by Donnamaie E. White

Copyright © 1996, 2001, 2002 Donnamaie E. White



Last Edit July 22, 2001


The choice between full-custom, semi-custom, fixed or simple gate-level custom is based on several factors. These include: architectural requirements, interface technology requirements, size restrictions, speed (maximum worst-case operating frequency), power limitations, power supply options, manufacturing cycle time, cost, packaging options, and design time. Figure 1-3 characterizes the problem.

Basis for Discussion

The discussion in this text will refer primarily to Applied Micro Circuits Corporation arrays for examples of current technology. These include: Bipolar arrays: the Q5000, and the Q20000 Series; and BiCMOS arrays: the Q14000 and Q24000 Series. However, the design methodology; can be applied to any arrays from any vendor for any array technology and to any future arrays developed by AMCC and the other array vendors.

The design methodology is generic. It is
vendor and technology-independent.

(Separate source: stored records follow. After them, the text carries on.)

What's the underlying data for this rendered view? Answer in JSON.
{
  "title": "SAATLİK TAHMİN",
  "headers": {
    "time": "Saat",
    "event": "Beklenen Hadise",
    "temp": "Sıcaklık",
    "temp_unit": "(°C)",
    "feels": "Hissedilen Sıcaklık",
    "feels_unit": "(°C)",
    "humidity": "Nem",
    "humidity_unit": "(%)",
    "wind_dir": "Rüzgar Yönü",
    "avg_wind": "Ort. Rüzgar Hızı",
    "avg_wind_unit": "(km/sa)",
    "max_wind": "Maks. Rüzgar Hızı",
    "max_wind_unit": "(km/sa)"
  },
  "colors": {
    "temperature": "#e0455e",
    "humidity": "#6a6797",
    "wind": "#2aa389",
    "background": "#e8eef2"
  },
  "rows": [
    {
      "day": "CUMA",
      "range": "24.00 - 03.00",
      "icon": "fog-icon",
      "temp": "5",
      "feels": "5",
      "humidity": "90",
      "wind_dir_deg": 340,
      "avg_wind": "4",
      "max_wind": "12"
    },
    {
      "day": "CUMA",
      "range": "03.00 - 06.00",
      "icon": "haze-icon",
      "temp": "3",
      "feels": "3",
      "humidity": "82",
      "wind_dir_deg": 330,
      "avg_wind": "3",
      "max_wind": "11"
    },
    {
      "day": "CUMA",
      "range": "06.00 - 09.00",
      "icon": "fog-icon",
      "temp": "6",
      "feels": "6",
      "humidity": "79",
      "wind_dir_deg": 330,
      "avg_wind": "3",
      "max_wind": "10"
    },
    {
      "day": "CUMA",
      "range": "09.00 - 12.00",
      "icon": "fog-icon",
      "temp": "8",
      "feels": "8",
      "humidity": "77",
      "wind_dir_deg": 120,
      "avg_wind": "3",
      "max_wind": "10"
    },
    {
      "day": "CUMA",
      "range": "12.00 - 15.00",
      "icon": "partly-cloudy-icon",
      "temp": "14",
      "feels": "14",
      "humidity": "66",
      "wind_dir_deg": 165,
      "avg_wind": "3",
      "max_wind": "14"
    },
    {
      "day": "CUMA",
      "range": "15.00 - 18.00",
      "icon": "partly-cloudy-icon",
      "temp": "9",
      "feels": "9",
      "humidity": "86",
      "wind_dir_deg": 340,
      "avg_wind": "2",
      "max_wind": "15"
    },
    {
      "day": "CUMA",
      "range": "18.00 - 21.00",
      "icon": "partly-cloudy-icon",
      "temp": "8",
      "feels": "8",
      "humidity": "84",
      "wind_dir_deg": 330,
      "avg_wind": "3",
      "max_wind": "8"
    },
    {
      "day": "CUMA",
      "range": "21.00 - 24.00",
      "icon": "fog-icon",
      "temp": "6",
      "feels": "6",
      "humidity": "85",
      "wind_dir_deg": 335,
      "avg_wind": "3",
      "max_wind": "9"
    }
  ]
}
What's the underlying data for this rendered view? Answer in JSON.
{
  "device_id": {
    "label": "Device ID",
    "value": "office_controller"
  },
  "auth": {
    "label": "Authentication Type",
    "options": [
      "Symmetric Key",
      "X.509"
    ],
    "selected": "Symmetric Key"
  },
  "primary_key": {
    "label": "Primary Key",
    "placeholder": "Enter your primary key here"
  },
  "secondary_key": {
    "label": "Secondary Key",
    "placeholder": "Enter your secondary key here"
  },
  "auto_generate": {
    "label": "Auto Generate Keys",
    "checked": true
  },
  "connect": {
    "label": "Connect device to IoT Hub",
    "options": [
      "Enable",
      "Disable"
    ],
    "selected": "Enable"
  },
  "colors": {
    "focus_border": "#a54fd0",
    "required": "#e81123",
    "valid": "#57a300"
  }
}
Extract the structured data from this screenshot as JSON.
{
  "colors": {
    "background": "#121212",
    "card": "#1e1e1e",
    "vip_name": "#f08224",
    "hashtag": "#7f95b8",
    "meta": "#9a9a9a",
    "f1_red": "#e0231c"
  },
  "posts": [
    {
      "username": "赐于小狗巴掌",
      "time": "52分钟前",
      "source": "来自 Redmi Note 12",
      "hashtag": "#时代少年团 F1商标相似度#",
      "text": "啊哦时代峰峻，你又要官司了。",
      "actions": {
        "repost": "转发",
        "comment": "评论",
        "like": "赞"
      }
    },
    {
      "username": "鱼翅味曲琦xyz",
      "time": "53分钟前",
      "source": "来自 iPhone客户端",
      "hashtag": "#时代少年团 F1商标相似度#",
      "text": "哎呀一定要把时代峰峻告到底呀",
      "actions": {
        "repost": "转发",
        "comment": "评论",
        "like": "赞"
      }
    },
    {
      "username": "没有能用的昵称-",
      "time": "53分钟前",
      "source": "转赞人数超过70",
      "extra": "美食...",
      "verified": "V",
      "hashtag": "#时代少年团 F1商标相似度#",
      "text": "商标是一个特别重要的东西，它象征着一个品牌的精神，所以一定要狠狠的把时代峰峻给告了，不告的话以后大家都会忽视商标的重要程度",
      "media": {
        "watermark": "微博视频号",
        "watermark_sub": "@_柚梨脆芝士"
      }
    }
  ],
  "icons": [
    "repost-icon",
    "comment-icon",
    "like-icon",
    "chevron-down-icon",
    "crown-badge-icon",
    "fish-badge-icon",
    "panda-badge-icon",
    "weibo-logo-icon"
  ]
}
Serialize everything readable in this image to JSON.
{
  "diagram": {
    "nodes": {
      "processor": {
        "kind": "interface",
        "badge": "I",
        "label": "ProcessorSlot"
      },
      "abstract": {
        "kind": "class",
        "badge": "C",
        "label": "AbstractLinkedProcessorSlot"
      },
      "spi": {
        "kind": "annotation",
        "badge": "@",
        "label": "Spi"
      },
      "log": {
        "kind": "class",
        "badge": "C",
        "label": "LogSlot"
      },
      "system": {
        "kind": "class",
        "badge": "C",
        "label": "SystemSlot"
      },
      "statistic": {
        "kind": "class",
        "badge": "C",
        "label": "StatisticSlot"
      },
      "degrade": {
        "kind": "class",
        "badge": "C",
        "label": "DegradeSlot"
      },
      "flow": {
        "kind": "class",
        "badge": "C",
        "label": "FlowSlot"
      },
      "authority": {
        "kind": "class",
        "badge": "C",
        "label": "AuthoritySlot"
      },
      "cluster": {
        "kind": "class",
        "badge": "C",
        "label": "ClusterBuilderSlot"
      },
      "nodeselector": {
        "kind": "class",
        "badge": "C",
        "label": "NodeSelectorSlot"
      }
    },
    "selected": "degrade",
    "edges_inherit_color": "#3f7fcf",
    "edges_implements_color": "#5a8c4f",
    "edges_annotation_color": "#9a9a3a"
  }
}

Figure 1-3 The Selection Problem


Later chapters in this text refer to engineering workstations (EWS) and the methodology for their use in the design process. Workstations that are specifically referred to are: the Mentor Graphics System on Apollo and the Valid on SUN. Simulators referenced include Verilog on SUN4 and Lasar 6 on the VAX under VMS. The basic tools required for a design remain the same regardless of the workstation, platform, framework or mainframe used.

Circuit Architecture

A fixed-instruction set microprocessor or sequencer has a predefined architecture and instruction set. A bit-slice solution places some constraints on the designer in terms of architecture but leaves most of the definition to the user by way of the selected interconnections between bit-slice modules and the microprogram control. An SSI/MSI implementation allows the designer the specify in complete, exact detail the architecture desired.

The SSI/MSI design can be implemented in full custom or semi-custom VLSI. Bit-slice modules can be emulated on arrays. The ASIC arrays are big enough to support a complex ALU module but not yet large enough for one array to replace a full microprocessor.



Copyright @ 2001, 2002 Donnamaie E. White, White Enterprises
For problems or questions on these pages, contact dew@Donnamaie.com